YOUR INSTRUCTIONS: If a record holds a picture, drop the picture and copy everything else exactly.

┌─ DATA SUPPLIED

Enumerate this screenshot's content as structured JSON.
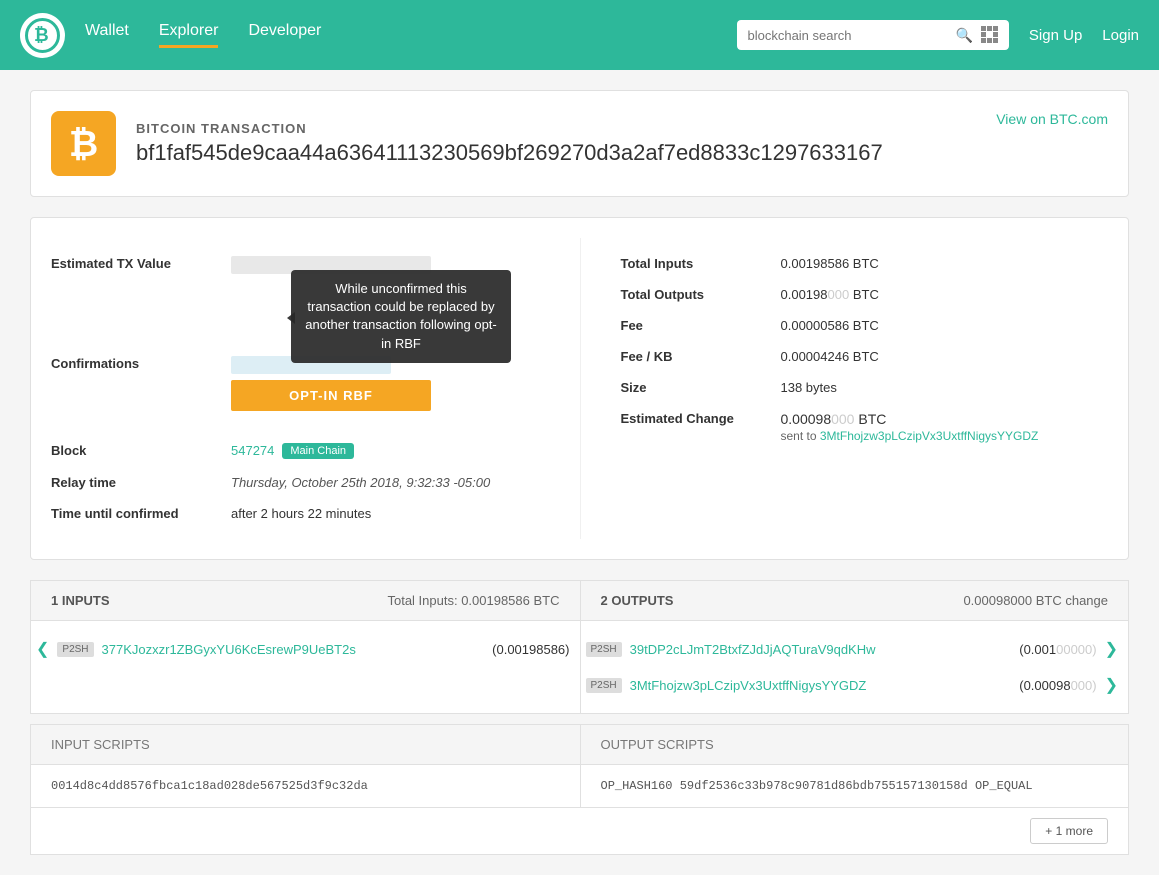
{
  "header": {
    "logo_text": "B",
    "nav": [
      {
        "label": "Wallet",
        "active": false
      },
      {
        "label": "Explorer",
        "active": true
      },
      {
        "label": "Developer",
        "active": false
      }
    ],
    "search_placeholder": "blockchain search",
    "signup_label": "Sign Up",
    "login_label": "Login"
  },
  "transaction": {
    "label": "BITCOIN TRANSACTION",
    "hash": "bf1faf545de9caa44a63641113230569bf269270d3a2af7ed8833c1297633167",
    "view_link": "View on BTC.com"
  },
  "details": {
    "estimated_tx_label": "Estimated TX Value",
    "confirmations_label": "Confirmations",
    "block_label": "Block",
    "block_value": "547274",
    "block_badge": "Main Chain",
    "relay_time_label": "Relay time",
    "relay_time_value": "Thursday, October 25th 2018, 9:32:33 -05:00",
    "time_until_label": "Time until confirmed",
    "time_until_value": "after 2 hours 22 minutes",
    "optin_rbf_label": "OPT-IN RBF",
    "tooltip_text": "While unconfirmed this transaction could be replaced by another transaction following opt-in RBF"
  },
  "stats": {
    "total_inputs_label": "Total Inputs",
    "total_inputs_value": "0.00198586 BTC",
    "total_outputs_label": "Total Outputs",
    "total_outputs_value_prefix": "0.00198",
    "total_outputs_value_suffix": "000",
    "total_outputs_unit": "BTC",
    "fee_label": "Fee",
    "fee_value": "0.00000586 BTC",
    "fee_kb_label": "Fee / KB",
    "fee_kb_value": "0.00004246 BTC",
    "size_label": "Size",
    "size_value": "138 bytes",
    "est_change_label": "Estimated Change",
    "est_change_prefix": "0.00098",
    "est_change_suffix": "000",
    "est_change_unit": "BTC",
    "est_change_sent": "sent to",
    "est_change_address": "3MtFhojzw3pLCzipVx3UxtffNigysYYGDZ"
  },
  "inputs": {
    "header": "1 INPUTS",
    "total_label": "Total Inputs: 0.00198586 BTC",
    "rows": [
      {
        "badge": "P2SH",
        "address": "377KJozxzr1ZBGyxYU6KcEsrewP9UeBT2s",
        "amount": "(0.00198586)"
      }
    ]
  },
  "outputs": {
    "header": "2 OUTPUTS",
    "total_label": "0.00098000 BTC change",
    "rows": [
      {
        "badge": "P2SH",
        "address": "39tDP2cLJmT2BtxfZJdJjAQTuraV9qdKHw",
        "amount_prefix": "(0.001",
        "amount_suffix": "00000)"
      },
      {
        "badge": "P2SH",
        "address": "3MtFhojzw3pLCzipVx3UxtffNigysYYGDZ",
        "amount_prefix": "(0.00098",
        "amount_suffix": "000)"
      }
    ]
  },
  "scripts": {
    "input_label": "INPUT SCRIPTS",
    "output_label": "OUTPUT SCRIPTS",
    "input_value": "0014d8c4dd8576fbca1c18ad028de567525d3f9c32da",
    "output_value": "OP_HASH160 59df2536c33b978c90781d86bdb755157130158d OP_EQUAL",
    "more_btn": "+ 1 more"
  }
}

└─

ANSWER SPACE:
Enumerate this screenshot's content as structured JSON.
{
  "header": {
    "logo_text": "B",
    "nav": [
      {
        "label": "Wallet",
        "active": false
      },
      {
        "label": "Explorer",
        "active": true
      },
      {
        "label": "Developer",
        "active": false
      }
    ],
    "search_placeholder": "blockchain search",
    "signup_label": "Sign Up",
    "login_label": "Login"
  },
  "transaction": {
    "label": "BITCOIN TRANSACTION",
    "hash": "bf1faf545de9caa44a63641113230569bf269270d3a2af7ed8833c1297633167",
    "view_link": "View on BTC.com"
  },
  "details": {
    "estimated_tx_label": "Estimated TX Value",
    "confirmations_label": "Confirmations",
    "block_label": "Block",
    "block_value": "547274",
    "block_badge": "Main Chain",
    "relay_time_label": "Relay time",
    "relay_time_value": "Thursday, October 25th 2018, 9:32:33 -05:00",
    "time_until_label": "Time until confirmed",
    "time_until_value": "after 2 hours 22 minutes",
    "optin_rbf_label": "OPT-IN RBF",
    "tooltip_text": "While unconfirmed this transaction could be replaced by another transaction following opt-in RBF"
  },
  "stats": {
    "total_inputs_label": "Total Inputs",
    "total_inputs_value": "0.00198586 BTC",
    "total_outputs_label": "Total Outputs",
    "total_outputs_value_prefix": "0.00198",
    "total_outputs_value_suffix": "000",
    "total_outputs_unit": "BTC",
    "fee_label": "Fee",
    "fee_value": "0.00000586 BTC",
    "fee_kb_label": "Fee / KB",
    "fee_kb_value": "0.00004246 BTC",
    "size_label": "Size",
    "size_value": "138 bytes",
    "est_change_label": "Estimated Change",
    "est_change_prefix": "0.00098",
    "est_change_suffix": "000",
    "est_change_unit": "BTC",
    "est_change_sent": "sent to",
    "est_change_address": "3MtFhojzw3pLCzipVx3UxtffNigysYYGDZ"
  },
  "inputs": {
    "header": "1 INPUTS",
    "total_label": "Total Inputs: 0.00198586 BTC",
    "rows": [
      {
        "badge": "P2SH",
        "address": "377KJozxzr1ZBGyxYU6KcEsrewP9UeBT2s",
        "amount": "(0.00198586)"
      }
    ]
  },
  "outputs": {
    "header": "2 OUTPUTS",
    "total_label": "0.00098000 BTC change",
    "rows": [
      {
        "badge": "P2SH",
        "address": "39tDP2cLJmT2BtxfZJdJjAQTuraV9qdKHw",
        "amount_prefix": "(0.001",
        "amount_suffix": "00000)"
      },
      {
        "badge": "P2SH",
        "address": "3MtFhojzw3pLCzipVx3UxtffNigysYYGDZ",
        "amount_prefix": "(0.00098",
        "amount_suffix": "000)"
      }
    ]
  },
  "scripts": {
    "input_label": "INPUT SCRIPTS",
    "output_label": "OUTPUT SCRIPTS",
    "input_value": "0014d8c4dd8576fbca1c18ad028de567525d3f9c32da",
    "output_value": "OP_HASH160 59df2536c33b978c90781d86bdb755157130158d OP_EQUAL",
    "more_btn": "+ 1 more"
  }
}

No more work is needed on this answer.